Barry Brownstein ’06 fondly remembers the day he became intrigued by his next career path. It also happened to be the same day that he learned what a physician assistant was.
“In the early 1990s I was an assistant fire chief when a 22-year-old man in the fire department asked me to write a recommendation letter to physician assistant [PA] school for him,” Barry says. “He had to tell me what that was.”
PAs are healthcare providers who are experts in general medicine and are a vital part of successful hospitals across the country. Marietta College received a grant from the Appalachian Regional Commission (ARC) to help launch the Physician Assistant Studies Program, and the inaugural cohort of 15 students entered the program in 2002.
More than a decade after he wrote that recommendation letter, Barry was accepted to and entered the Marietta College Physician Assistant Studies Program.
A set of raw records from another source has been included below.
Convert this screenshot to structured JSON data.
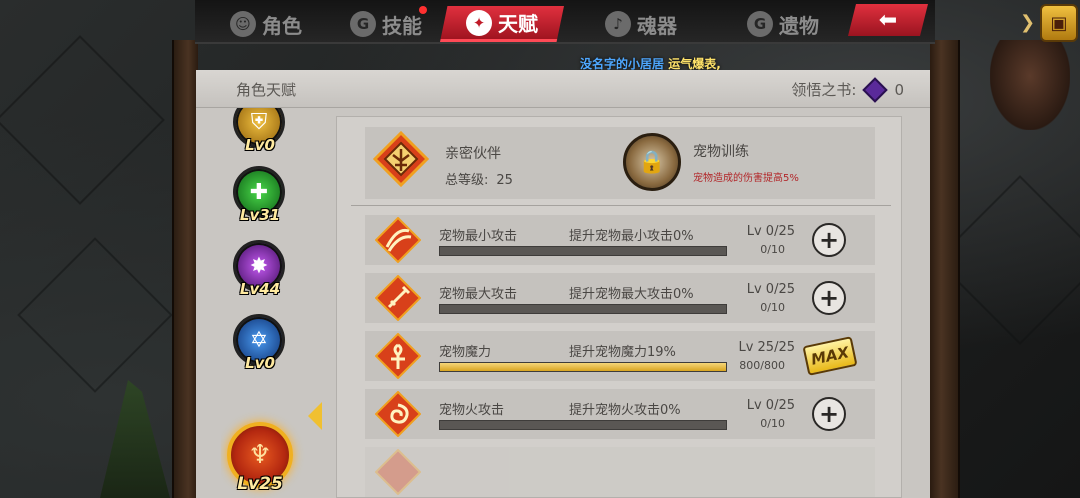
{
  "tabs": [
    {
      "label": "角色",
      "icon": "character-icon",
      "active": false
    },
    {
      "label": "技能",
      "icon": "skill-icon",
      "active": false
    },
    {
      "label": "天赋",
      "icon": "talent-icon",
      "active": true
    },
    {
      "label": "魂器",
      "icon": "soul-vessel-icon",
      "active": false
    },
    {
      "label": "遗物",
      "icon": "relic-icon",
      "active": false
    }
  ],
  "marquee": {
    "name": "没名字的小居居",
    "message": "运气爆表,"
  },
  "panel": {
    "title": "角色天赋",
    "book_label": "领悟之书:",
    "book_count": "0"
  },
  "rail": [
    {
      "level": "Lv0",
      "color": "#d9a020"
    },
    {
      "level": "Lv31",
      "color": "#2ea83a"
    },
    {
      "level": "Lv44",
      "color": "#8a2ac8"
    },
    {
      "level": "Lv0",
      "color": "#2a6ad8"
    }
  ],
  "selected": {
    "level": "Lv25"
  },
  "summary": {
    "name": "亲密伙伴",
    "level_label": "总等级:",
    "level_value": "25",
    "pet_name": "宠物训练",
    "pet_desc": "宠物造成的伤害提高5%"
  },
  "rows": [
    {
      "name": "宠物最小攻击",
      "desc": "提升宠物最小攻击0%",
      "level": "Lv 0/25",
      "count": "0/10",
      "progress": 0,
      "maxed": false
    },
    {
      "name": "宠物最大攻击",
      "desc": "提升宠物最大攻击0%",
      "level": "Lv 0/25",
      "count": "0/10",
      "progress": 0,
      "maxed": false
    },
    {
      "name": "宠物魔力",
      "desc": "提升宠物魔力19%",
      "level": "Lv 25/25",
      "count": "800/800",
      "progress": 1,
      "maxed": true
    },
    {
      "name": "宠物火攻击",
      "desc": "提升宠物火攻击0%",
      "level": "Lv 0/25",
      "count": "0/10",
      "progress": 0,
      "maxed": false
    }
  ],
  "max_label": "MAX"
}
He later graduated in 2006 when he was 60 years old, and is currently the oldest graduate from the program.
As he grew up, Barry’s parents encouraged him to become a doctor, which is exactly what he decided he wouldn’t do. He went on to earn an undergraduate degree and two master’s degrees in both engineering and computer science at other institutions. He served in the United States Air Force, and later worked for a research company in computer engineering. He also started his own consulting company.
“Before the PA program, I enjoyed consulting but couldn’t picture doing it for 20 more years,” Barry says. “My experience of going to the Physician Assistant Studies Program at Marietta College was very unique, and Marietta made it possible for me to radically switch between careers and lifestyles.”
For the past six years, Barry, an Assistant Clinical Professor for Ohio Dominican University’s Physician Assistant Program and a physician assistant at the Ohio Heart Group, has donated to the Dr. Gloria M. Stewart Physician Assistant Scholarship. Stewart helped create the program in 2001 and served as the original program director. The scholarship gives assistance to deserving students who exemplify academic success, character traits and experiences similar to those of Dr. Stewart.
“Since graduating in 2006, Barry has generously given his time and talents to the program by precepting students, guest lecturing, helping with interviews and sharing his simulation and lecture materials,” says Miranda Collins, Director of Marietta’s PA Program. “Because Barry was so instrumental in contributing to the fulfilment of the Stewart scholarship, we felt it was fitting to ask him to be on the scholarship committee.”
In October, the first Dr. Gloria M. Stewart Physician Assistant Scholarship was awarded to Zach Fairbanks PA’19, of Martins Ferry, Ohio, during the annual White Coat Ceremony. Barry served on the scholarship selection committee and was the guest speaker at the ceremony where Zach received his award.
“We had several great candidates to choose from, but Zach was a perfect match for the inaugural Stewart award,” Barry says. “He had really great evaluations from his clinical preceptors from his first few rotations and is a first-generation non-traditional college student who is also balancing raising a family while in the program.”
Once a non-traditional student himself, Barry can relate to the added challenges of balancing an adult and family life with the academic rigors of the program.
“When he started the program, even with all of his education and life experience, Barry maintained a quiet confidence that simply drew others to him,” Collins says. “By embracing his new ‘student’ status and experiencing it to the fullest, he made genuine and long-lasting friendships with his fellow students as well as the program faculty and staff. Now that I know him better, I recognize this is how Barry approaches everything in his life — people and experiences — as if each one is a gift that he will learn from. This is why he is such a remarkable student, alumnus, friend, provider and human being.”
Barry acknowledges that while his Marietta experience might differ from other students, it doesn’t diminish the value or impact that it had on his professional life.
“Marietta opened the door to a huge life change for me and I’ve been very grateful for that, perhaps more grateful than I was when I was a younger guy at other schools,” Barry says. “Not that there is anything wrong with the other colleges I attended, but I don’t think that I realized what a life-changing experience college could be.”
- Claire Berlin
When you endow or contribute to an endowed scholarship, you ensure that your funds will benefit students for generations.
To contribute to the Dr. Gloria M. Stewart Physician Assistant Scholarship, contact Marietta’s Office of Advancement at 740.376.4711 or visit www.marietta.edu/give.